Instructions to follow:
Write out the data that follows. Keep every character unchanged.

Entries from a dataset of interfaces
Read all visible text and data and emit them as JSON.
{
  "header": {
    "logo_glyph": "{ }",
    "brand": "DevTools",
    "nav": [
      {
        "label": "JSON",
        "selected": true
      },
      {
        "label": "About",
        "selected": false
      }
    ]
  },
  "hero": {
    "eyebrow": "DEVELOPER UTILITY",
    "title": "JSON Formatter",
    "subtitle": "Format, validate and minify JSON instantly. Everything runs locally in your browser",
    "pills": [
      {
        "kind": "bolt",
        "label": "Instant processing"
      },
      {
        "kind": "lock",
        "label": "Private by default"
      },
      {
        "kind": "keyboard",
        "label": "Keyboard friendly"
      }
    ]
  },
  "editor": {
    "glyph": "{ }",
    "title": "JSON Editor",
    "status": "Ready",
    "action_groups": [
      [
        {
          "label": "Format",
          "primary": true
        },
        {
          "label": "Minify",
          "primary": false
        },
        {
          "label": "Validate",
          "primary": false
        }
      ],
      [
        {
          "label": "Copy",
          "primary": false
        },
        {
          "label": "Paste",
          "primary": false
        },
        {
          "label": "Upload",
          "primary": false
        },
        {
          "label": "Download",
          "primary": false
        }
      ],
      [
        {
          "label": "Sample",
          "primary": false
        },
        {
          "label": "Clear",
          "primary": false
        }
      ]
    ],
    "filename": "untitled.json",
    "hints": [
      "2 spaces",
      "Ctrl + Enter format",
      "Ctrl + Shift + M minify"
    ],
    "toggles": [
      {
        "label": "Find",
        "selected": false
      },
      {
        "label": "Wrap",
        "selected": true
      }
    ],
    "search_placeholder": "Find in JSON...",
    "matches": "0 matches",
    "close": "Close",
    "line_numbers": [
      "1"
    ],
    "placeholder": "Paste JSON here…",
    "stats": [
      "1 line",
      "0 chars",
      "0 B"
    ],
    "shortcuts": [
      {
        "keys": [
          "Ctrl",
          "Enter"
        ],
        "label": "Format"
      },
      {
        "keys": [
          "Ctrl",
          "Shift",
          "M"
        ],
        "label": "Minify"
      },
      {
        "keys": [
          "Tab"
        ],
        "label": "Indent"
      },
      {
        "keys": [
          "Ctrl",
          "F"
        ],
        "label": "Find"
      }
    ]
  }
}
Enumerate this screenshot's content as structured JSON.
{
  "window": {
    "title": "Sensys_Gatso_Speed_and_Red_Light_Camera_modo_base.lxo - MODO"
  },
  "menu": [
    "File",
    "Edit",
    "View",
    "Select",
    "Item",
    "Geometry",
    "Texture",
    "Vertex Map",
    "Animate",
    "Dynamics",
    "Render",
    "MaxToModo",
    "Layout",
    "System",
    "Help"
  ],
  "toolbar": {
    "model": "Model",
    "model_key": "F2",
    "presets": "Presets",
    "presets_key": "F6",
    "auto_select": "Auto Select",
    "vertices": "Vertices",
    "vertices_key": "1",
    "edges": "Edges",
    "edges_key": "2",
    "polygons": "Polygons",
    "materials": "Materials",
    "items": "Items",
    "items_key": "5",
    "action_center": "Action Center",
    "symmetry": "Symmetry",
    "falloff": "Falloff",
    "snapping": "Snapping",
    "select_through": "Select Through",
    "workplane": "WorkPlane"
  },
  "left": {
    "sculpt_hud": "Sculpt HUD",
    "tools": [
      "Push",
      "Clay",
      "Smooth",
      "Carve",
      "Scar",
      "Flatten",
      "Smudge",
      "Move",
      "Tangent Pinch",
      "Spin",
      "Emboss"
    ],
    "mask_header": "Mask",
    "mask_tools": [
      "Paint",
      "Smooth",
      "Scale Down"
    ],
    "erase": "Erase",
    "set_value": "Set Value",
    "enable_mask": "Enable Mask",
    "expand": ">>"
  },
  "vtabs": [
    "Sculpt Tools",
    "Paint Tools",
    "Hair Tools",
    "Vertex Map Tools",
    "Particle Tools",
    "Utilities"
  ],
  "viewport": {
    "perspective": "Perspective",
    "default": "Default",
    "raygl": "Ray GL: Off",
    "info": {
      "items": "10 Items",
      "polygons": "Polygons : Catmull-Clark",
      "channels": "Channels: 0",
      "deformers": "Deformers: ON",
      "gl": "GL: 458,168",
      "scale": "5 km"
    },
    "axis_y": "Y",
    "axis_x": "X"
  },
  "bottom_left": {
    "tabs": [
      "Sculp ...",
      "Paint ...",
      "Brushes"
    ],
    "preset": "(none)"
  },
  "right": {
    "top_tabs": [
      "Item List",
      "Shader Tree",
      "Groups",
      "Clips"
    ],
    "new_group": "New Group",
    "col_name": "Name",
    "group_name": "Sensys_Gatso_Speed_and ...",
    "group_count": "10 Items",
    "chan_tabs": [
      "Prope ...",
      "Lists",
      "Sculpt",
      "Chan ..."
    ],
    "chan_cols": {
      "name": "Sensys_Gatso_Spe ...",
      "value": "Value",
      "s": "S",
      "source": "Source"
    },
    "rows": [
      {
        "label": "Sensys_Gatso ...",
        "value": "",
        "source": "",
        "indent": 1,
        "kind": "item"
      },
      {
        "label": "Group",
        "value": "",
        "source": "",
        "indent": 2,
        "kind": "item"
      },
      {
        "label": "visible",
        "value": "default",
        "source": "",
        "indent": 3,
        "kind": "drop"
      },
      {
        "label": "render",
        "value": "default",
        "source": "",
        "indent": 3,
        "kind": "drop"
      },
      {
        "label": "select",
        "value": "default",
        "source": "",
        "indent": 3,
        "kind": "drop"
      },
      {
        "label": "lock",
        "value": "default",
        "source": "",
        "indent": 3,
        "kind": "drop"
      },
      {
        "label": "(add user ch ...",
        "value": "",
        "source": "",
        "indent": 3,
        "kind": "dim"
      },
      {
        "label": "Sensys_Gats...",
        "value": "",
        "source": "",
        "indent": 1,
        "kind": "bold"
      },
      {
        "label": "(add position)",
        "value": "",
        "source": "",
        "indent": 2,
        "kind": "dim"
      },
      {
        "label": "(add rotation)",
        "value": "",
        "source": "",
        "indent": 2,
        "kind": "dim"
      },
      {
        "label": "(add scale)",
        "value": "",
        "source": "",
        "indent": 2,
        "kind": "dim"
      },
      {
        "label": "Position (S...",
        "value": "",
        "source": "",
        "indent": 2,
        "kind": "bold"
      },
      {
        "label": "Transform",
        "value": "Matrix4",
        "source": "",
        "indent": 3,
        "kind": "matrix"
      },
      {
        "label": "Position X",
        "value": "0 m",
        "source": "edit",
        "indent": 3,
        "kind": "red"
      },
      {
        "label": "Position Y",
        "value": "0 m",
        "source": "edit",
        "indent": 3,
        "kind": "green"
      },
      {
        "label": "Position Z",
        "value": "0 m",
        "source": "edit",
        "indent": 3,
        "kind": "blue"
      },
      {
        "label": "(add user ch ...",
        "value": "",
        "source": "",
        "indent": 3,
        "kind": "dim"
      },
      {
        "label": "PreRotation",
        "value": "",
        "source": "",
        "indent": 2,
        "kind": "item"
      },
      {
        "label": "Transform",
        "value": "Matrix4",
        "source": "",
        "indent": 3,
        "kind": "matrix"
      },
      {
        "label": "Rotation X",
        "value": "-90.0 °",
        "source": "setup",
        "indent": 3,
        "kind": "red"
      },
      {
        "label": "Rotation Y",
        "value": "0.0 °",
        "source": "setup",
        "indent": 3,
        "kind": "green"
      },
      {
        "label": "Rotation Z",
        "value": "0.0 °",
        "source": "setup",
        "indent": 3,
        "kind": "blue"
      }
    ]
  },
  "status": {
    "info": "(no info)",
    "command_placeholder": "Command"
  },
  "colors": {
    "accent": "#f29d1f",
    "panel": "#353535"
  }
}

Worked solution:
Read all visible text and data and emit them as JSON.
{
  "header": {
    "logo_glyph": "{ }",
    "brand": "DevTools",
    "nav": [
      {
        "label": "JSON",
        "selected": true
      },
      {
        "label": "About",
        "selected": false
      }
    ]
  },
  "hero": {
    "eyebrow": "DEVELOPER UTILITY",
    "title": "JSON Formatter",
    "subtitle": "Format, validate and minify JSON instantly. Everything runs locally in your browser",
    "pills": [
      {
        "kind": "bolt",
        "label": "Instant processing"
      },
      {
        "kind": "lock",
        "label": "Private by default"
      },
      {
        "kind": "keyboard",
        "label": "Keyboard friendly"
      }
    ]
  },
  "editor": {
    "glyph": "{ }",
    "title": "JSON Editor",
    "status": "Ready",
    "action_groups": [
      [
        {
          "label": "Format",
          "primary": true
        },
        {
          "label": "Minify",
          "primary": false
        },
        {
          "label": "Validate",
          "primary": false
        }
      ],
      [
        {
          "label": "Copy",
          "primary": false
        },
        {
          "label": "Paste",
          "primary": false
        },
        {
          "label": "Upload",
          "primary": false
        },
        {
          "label": "Download",
          "primary": false
        }
      ],
      [
        {
          "label": "Sample",
          "primary": false
        },
        {
          "label": "Clear",
          "primary": false
        }
      ]
    ],
    "filename": "untitled.json",
    "hints": [
      "2 spaces",
      "Ctrl + Enter format",
      "Ctrl + Shift + M minify"
    ],
    "toggles": [
      {
        "label": "Find",
        "selected": false
      },
      {
        "label": "Wrap",
        "selected": true
      }
    ],
    "search_placeholder": "Find in JSON...",
    "matches": "0 matches",
    "close": "Close",
    "line_numbers": [
      "1"
    ],
    "placeholder": "Paste JSON here…",
    "stats": [
      "1 line",
      "0 chars",
      "0 B"
    ],
    "shortcuts": [
      {
        "keys": [
          "Ctrl",
          "Enter"
        ],
        "label": "Format"
      },
      {
        "keys": [
          "Ctrl",
          "Shift",
          "M"
        ],
        "label": "Minify"
      },
      {
        "keys": [
          "Tab"
        ],
        "label": "Indent"
      },
      {
        "keys": [
          "Ctrl",
          "F"
        ],
        "label": "Find"
      }
    ]
  }
}
Enumerate this screenshot's content as structured JSON.
{
  "window": {
    "title": "Sensys_Gatso_Speed_and_Red_Light_Camera_modo_base.lxo - MODO"
  },
  "menu": [
    "File",
    "Edit",
    "View",
    "Select",
    "Item",
    "Geometry",
    "Texture",
    "Vertex Map",
    "Animate",
    "Dynamics",
    "Render",
    "MaxToModo",
    "Layout",
    "System",
    "Help"
  ],
  "toolbar": {
    "model": "Model",
    "model_key": "F2",
    "presets": "Presets",
    "presets_key": "F6",
    "auto_select": "Auto Select",
    "vertices": "Vertices",
    "vertices_key": "1",
    "edges": "Edges",
    "edges_key": "2",
    "polygons": "Polygons",
    "materials": "Materials",
    "items": "Items",
    "items_key": "5",
    "action_center": "Action Center",
    "symmetry": "Symmetry",
    "falloff": "Falloff",
    "snapping": "Snapping",
    "select_through": "Select Through",
    "workplane": "WorkPlane"
  },
  "left": {
    "sculpt_hud": "Sculpt HUD",
    "tools": [
      "Push",
      "Clay",
      "Smooth",
      "Carve",
      "Scar",
      "Flatten",
      "Smudge",
      "Move",
      "Tangent Pinch",
      "Spin",
      "Emboss"
    ],
    "mask_header": "Mask",
    "mask_tools": [
      "Paint",
      "Smooth",
      "Scale Down"
    ],
    "erase": "Erase",
    "set_value": "Set Value",
    "enable_mask": "Enable Mask",
    "expand": ">>"
  },
  "vtabs": [
    "Sculpt Tools",
    "Paint Tools",
    "Hair Tools",
    "Vertex Map Tools",
    "Particle Tools",
    "Utilities"
  ],
  "viewport": {
    "perspective": "Perspective",
    "default": "Default",
    "raygl": "Ray GL: Off",
    "info": {
      "items": "10 Items",
      "polygons": "Polygons : Catmull-Clark",
      "channels": "Channels: 0",
      "deformers": "Deformers: ON",
      "gl": "GL: 458,168",
      "scale": "5 km"
    },
    "axis_y": "Y",
    "axis_x": "X"
  },
  "bottom_left": {
    "tabs": [
      "Sculp ...",
      "Paint ...",
      "Brushes"
    ],
    "preset": "(none)"
  },
  "right": {
    "top_tabs": [
      "Item List",
      "Shader Tree",
      "Groups",
      "Clips"
    ],
    "new_group": "New Group",
    "col_name": "Name",
    "group_name": "Sensys_Gatso_Speed_and ...",
    "group_count": "10 Items",
    "chan_tabs": [
      "Prope ...",
      "Lists",
      "Sculpt",
      "Chan ..."
    ],
    "chan_cols": {
      "name": "Sensys_Gatso_Spe ...",
      "value": "Value",
      "s": "S",
      "source": "Source"
    },
    "rows": [
      {
        "label": "Sensys_Gatso ...",
        "value": "",
        "source": "",
        "indent": 1,
        "kind": "item"
      },
      {
        "label": "Group",
        "value": "",
        "source": "",
        "indent": 2,
        "kind": "item"
      },
      {
        "label": "visible",
        "value": "default",
        "source": "",
        "indent": 3,
        "kind": "drop"
      },
      {
        "label": "render",
        "value": "default",
        "source": "",
        "indent": 3,
        "kind": "drop"
      },
      {
        "label": "select",
        "value": "default",
        "source": "",
        "indent": 3,
        "kind": "drop"
      },
      {
        "label": "lock",
        "value": "default",
        "source": "",
        "indent": 3,
        "kind": "drop"
      },
      {
        "label": "(add user ch ...",
        "value": "",
        "source": "",
        "indent": 3,
        "kind": "dim"
      },
      {
        "label": "Sensys_Gats...",
        "value": "",
        "source": "",
        "indent": 1,
        "kind": "bold"
      },
      {
        "label": "(add position)",
        "value": "",
        "source": "",
        "indent": 2,
        "kind": "dim"
      },
      {
        "label": "(add rotation)",
        "value": "",
        "source": "",
        "indent": 2,
        "kind": "dim"
      },
      {
        "label": "(add scale)",
        "value": "",
        "source": "",
        "indent": 2,
        "kind": "dim"
      },
      {
        "label": "Position (S...",
        "value": "",
        "source": "",
        "indent": 2,
        "kind": "bold"
      },
      {
        "label": "Transform",
        "value": "Matrix4",
        "source": "",
        "indent": 3,
        "kind": "matrix"
      },
      {
        "label": "Position X",
        "value": "0 m",
        "source": "edit",
        "indent": 3,
        "kind": "red"
      },
      {
        "label": "Position Y",
        "value": "0 m",
        "source": "edit",
        "indent": 3,
        "kind": "green"
      },
      {
        "label": "Position Z",
        "value": "0 m",
        "source": "edit",
        "indent": 3,
        "kind": "blue"
      },
      {
        "label": "(add user ch ...",
        "value": "",
        "source": "",
        "indent": 3,
        "kind": "dim"
      },
      {
        "label": "PreRotation",
        "value": "",
        "source": "",
        "indent": 2,
        "kind": "item"
      },
      {
        "label": "Transform",
        "value": "Matrix4",
        "source": "",
        "indent": 3,
        "kind": "matrix"
      },
      {
        "label": "Rotation X",
        "value": "-90.0 °",
        "source": "setup",
        "indent": 3,
        "kind": "red"
      },
      {
        "label": "Rotation Y",
        "value": "0.0 °",
        "source": "setup",
        "indent": 3,
        "kind": "green"
      },
      {
        "label": "Rotation Z",
        "value": "0.0 °",
        "source": "setup",
        "indent": 3,
        "kind": "blue"
      }
    ]
  },
  "status": {
    "info": "(no info)",
    "command_placeholder": "Command"
  },
  "colors": {
    "accent": "#f29d1f",
    "panel": "#353535"
  }
}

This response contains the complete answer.